<<<<
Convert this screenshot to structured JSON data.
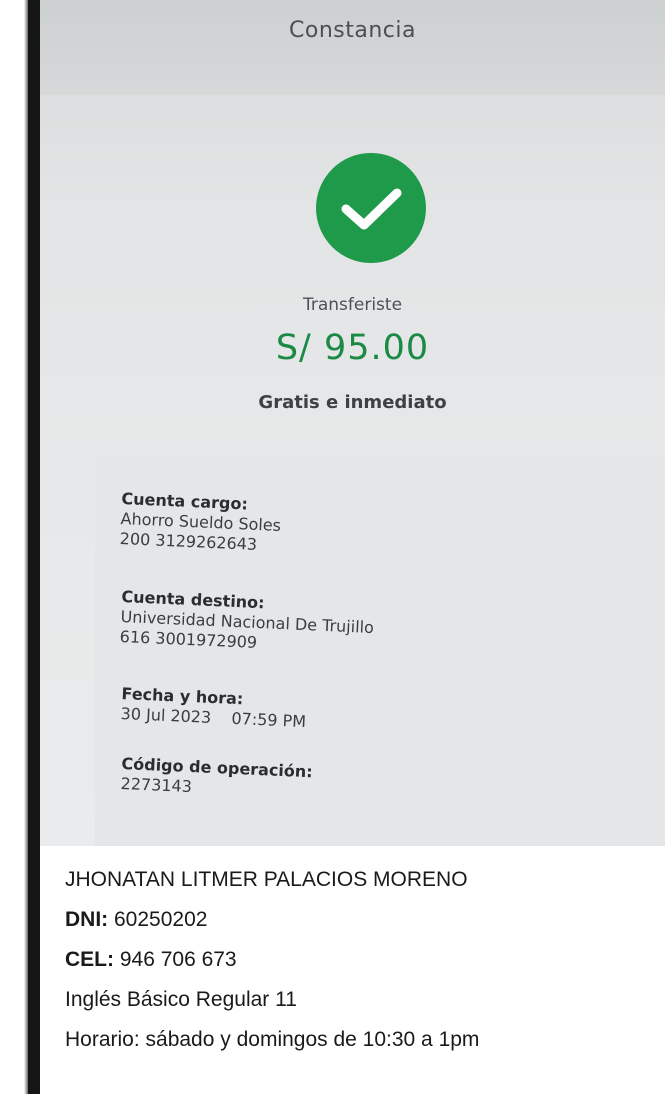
{
  "header": {
    "title": "Constancia"
  },
  "status": {
    "icon": "check-icon",
    "color": "#1f9a4a"
  },
  "transfer": {
    "label": "Transferiste",
    "amount": "S/ 95.00",
    "note": "Gratis e inmediato",
    "amount_color": "#1a8a44"
  },
  "details": [
    {
      "title": "Cuenta cargo:",
      "lines": [
        "Ahorro Sueldo Soles",
        "200 3129262643"
      ]
    },
    {
      "title": "Cuenta destino:",
      "lines": [
        "Universidad Nacional De Trujillo",
        "616 3001972909"
      ]
    },
    {
      "title": "Fecha y hora:",
      "lines": [
        "30 Jul 2023    07:59 PM"
      ]
    },
    {
      "title": "Código de operación:",
      "lines": [
        "2273143"
      ]
    }
  ],
  "student": {
    "name": "JHONATAN LITMER PALACIOS MORENO",
    "dni_label": "DNI:",
    "dni_value": " 60250202",
    "cel_label": "CEL:",
    "cel_value": " 946 706 673",
    "course": "Inglés Básico Regular 11",
    "schedule": "Horario: sábado y domingos de 10:30 a 1pm"
  }
}
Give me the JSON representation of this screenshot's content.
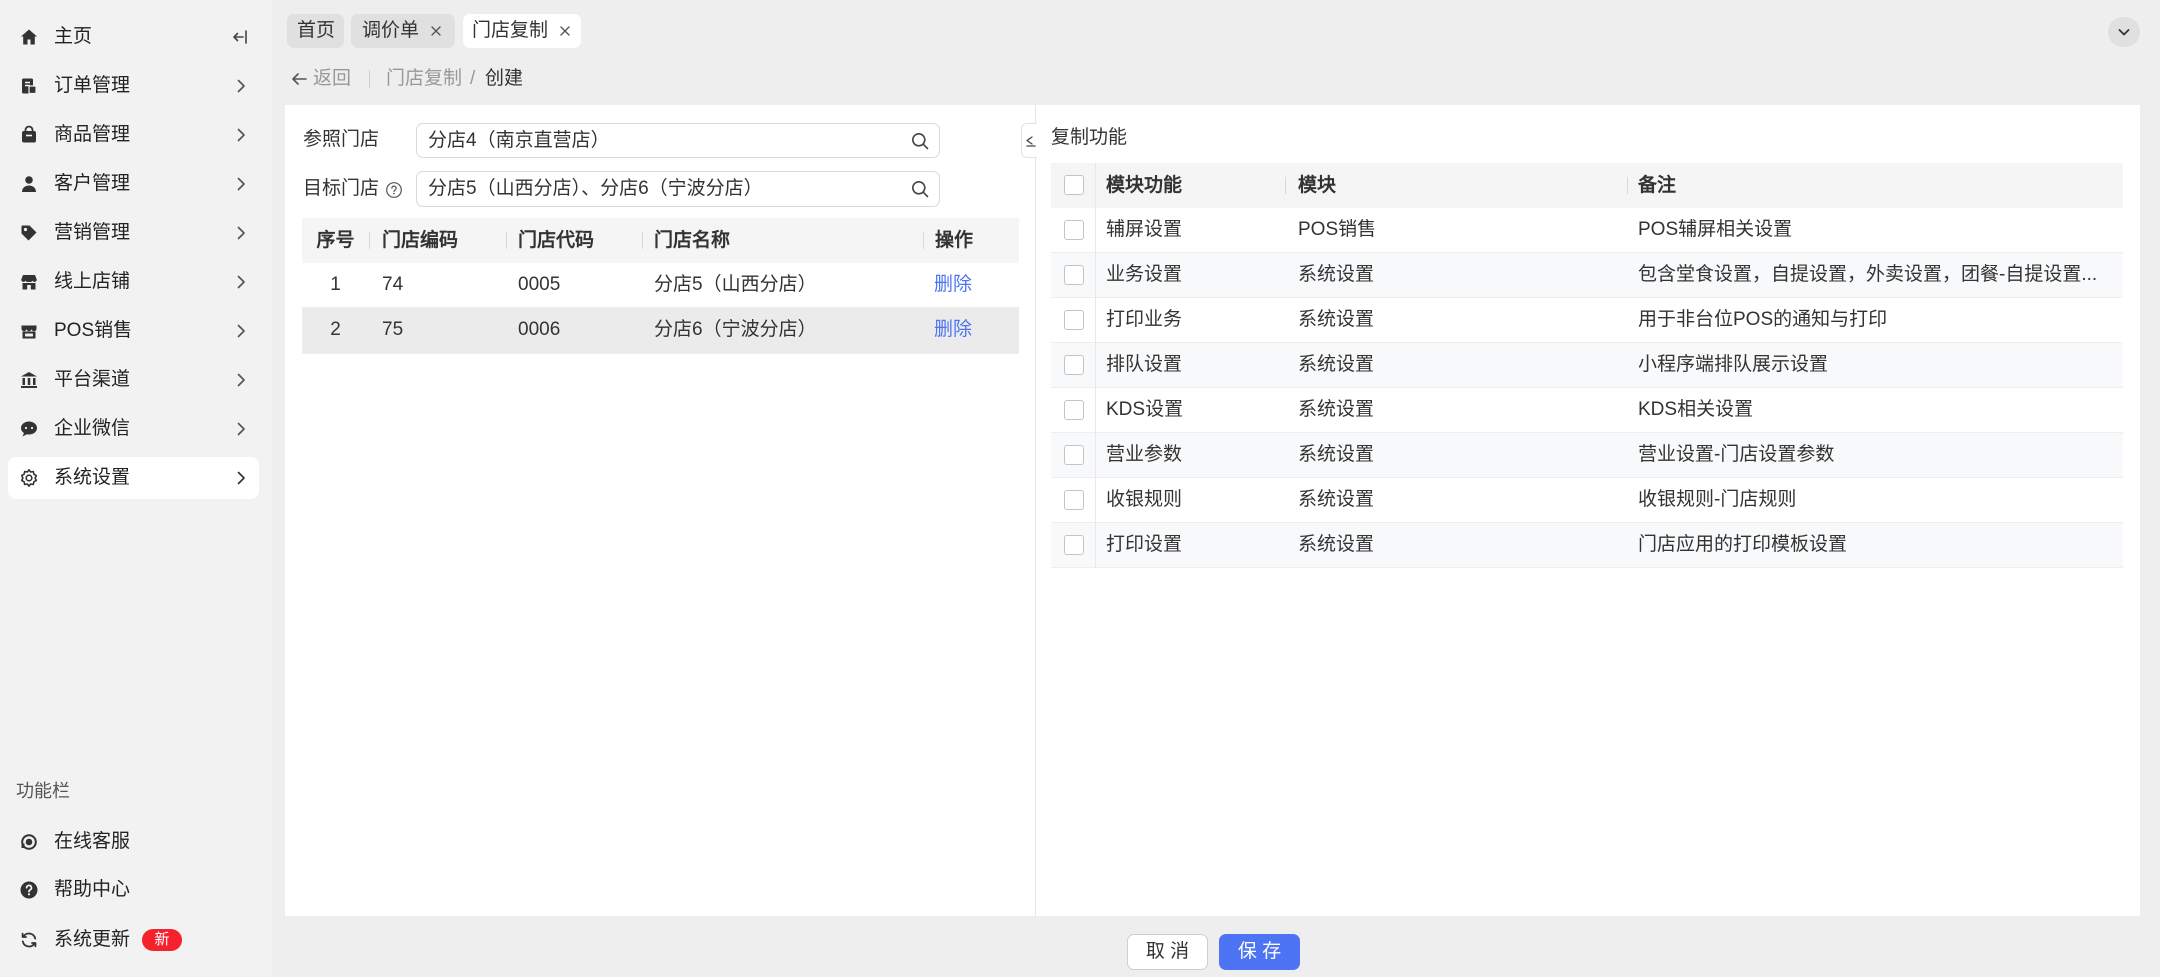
{
  "colors": {
    "accent": "#4d74f2",
    "link": "#4d74f2",
    "badge": "#f5222d"
  },
  "sidebar": {
    "collapse_icon": "collapse-left-icon",
    "items": [
      {
        "label": "主页",
        "icon": "home-icon",
        "active": false
      },
      {
        "label": "订单管理",
        "icon": "order-icon",
        "active": false
      },
      {
        "label": "商品管理",
        "icon": "product-icon",
        "active": false
      },
      {
        "label": "客户管理",
        "icon": "customer-icon",
        "active": false
      },
      {
        "label": "营销管理",
        "icon": "tag-icon",
        "active": false
      },
      {
        "label": "线上店铺",
        "icon": "shop-icon",
        "active": false
      },
      {
        "label": "POS销售",
        "icon": "store-icon",
        "active": false
      },
      {
        "label": "平台渠道",
        "icon": "bank-icon",
        "active": false
      },
      {
        "label": "企业微信",
        "icon": "chat-icon",
        "active": false
      },
      {
        "label": "系统设置",
        "icon": "gear-icon",
        "active": true
      }
    ],
    "function_bar": {
      "title": "功能栏",
      "items": [
        {
          "label": "在线客服",
          "icon": "headset-icon"
        },
        {
          "label": "帮助中心",
          "icon": "help-icon"
        },
        {
          "label": "系统更新",
          "icon": "refresh-icon",
          "badge": "新"
        }
      ]
    }
  },
  "tabs": [
    {
      "label": "首页",
      "closable": false,
      "active": false
    },
    {
      "label": "调价单",
      "closable": true,
      "active": false
    },
    {
      "label": "门店复制",
      "closable": true,
      "active": true
    }
  ],
  "breadcrumb": {
    "back": "返回",
    "parent": "门店复制",
    "separator": "/",
    "current": "创建"
  },
  "store_form": {
    "reference_label": "参照门店",
    "reference_value": "分店4（南京直营店）",
    "target_label": "目标门店",
    "target_value": "分店5（山西分店）、分店6（宁波分店）"
  },
  "store_table": {
    "columns": [
      "序号",
      "门店编码",
      "门店代码",
      "门店名称",
      "操作"
    ],
    "rows": [
      {
        "index": "1",
        "code": "74",
        "short_code": "0005",
        "name": "分店5（山西分店）",
        "action": "删除"
      },
      {
        "index": "2",
        "code": "75",
        "short_code": "0006",
        "name": "分店6（宁波分店）",
        "action": "删除"
      }
    ]
  },
  "copy_functions": {
    "title": "复制功能",
    "columns": [
      "模块功能",
      "模块",
      "备注"
    ],
    "all_checked": false,
    "rows": [
      {
        "function": "辅屏设置",
        "module": "POS销售",
        "remark": "POS辅屏相关设置",
        "checked": false
      },
      {
        "function": "业务设置",
        "module": "系统设置",
        "remark": "包含堂食设置，自提设置，外卖设置，团餐-自提设置...",
        "checked": false
      },
      {
        "function": "打印业务",
        "module": "系统设置",
        "remark": "用于非台位POS的通知与打印",
        "checked": false
      },
      {
        "function": "排队设置",
        "module": "系统设置",
        "remark": "小程序端排队展示设置",
        "checked": false
      },
      {
        "function": "KDS设置",
        "module": "系统设置",
        "remark": "KDS相关设置",
        "checked": false
      },
      {
        "function": "营业参数",
        "module": "系统设置",
        "remark": "营业设置-门店设置参数",
        "checked": false
      },
      {
        "function": "收银规则",
        "module": "系统设置",
        "remark": "收银规则-门店规则",
        "checked": false
      },
      {
        "function": "打印设置",
        "module": "系统设置",
        "remark": "门店应用的打印模板设置",
        "checked": false
      }
    ]
  },
  "footer": {
    "cancel": "取 消",
    "save": "保 存"
  }
}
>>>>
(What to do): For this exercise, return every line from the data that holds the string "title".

(Task solution):
    "title": "Constancia"
      "title": "Cuenta cargo:",
      "title": "Cuenta destino:",
      "title": "Fecha y hora:",
      "title": "Código de operación:",
      "title": "功能栏",
    "title": "复制功能",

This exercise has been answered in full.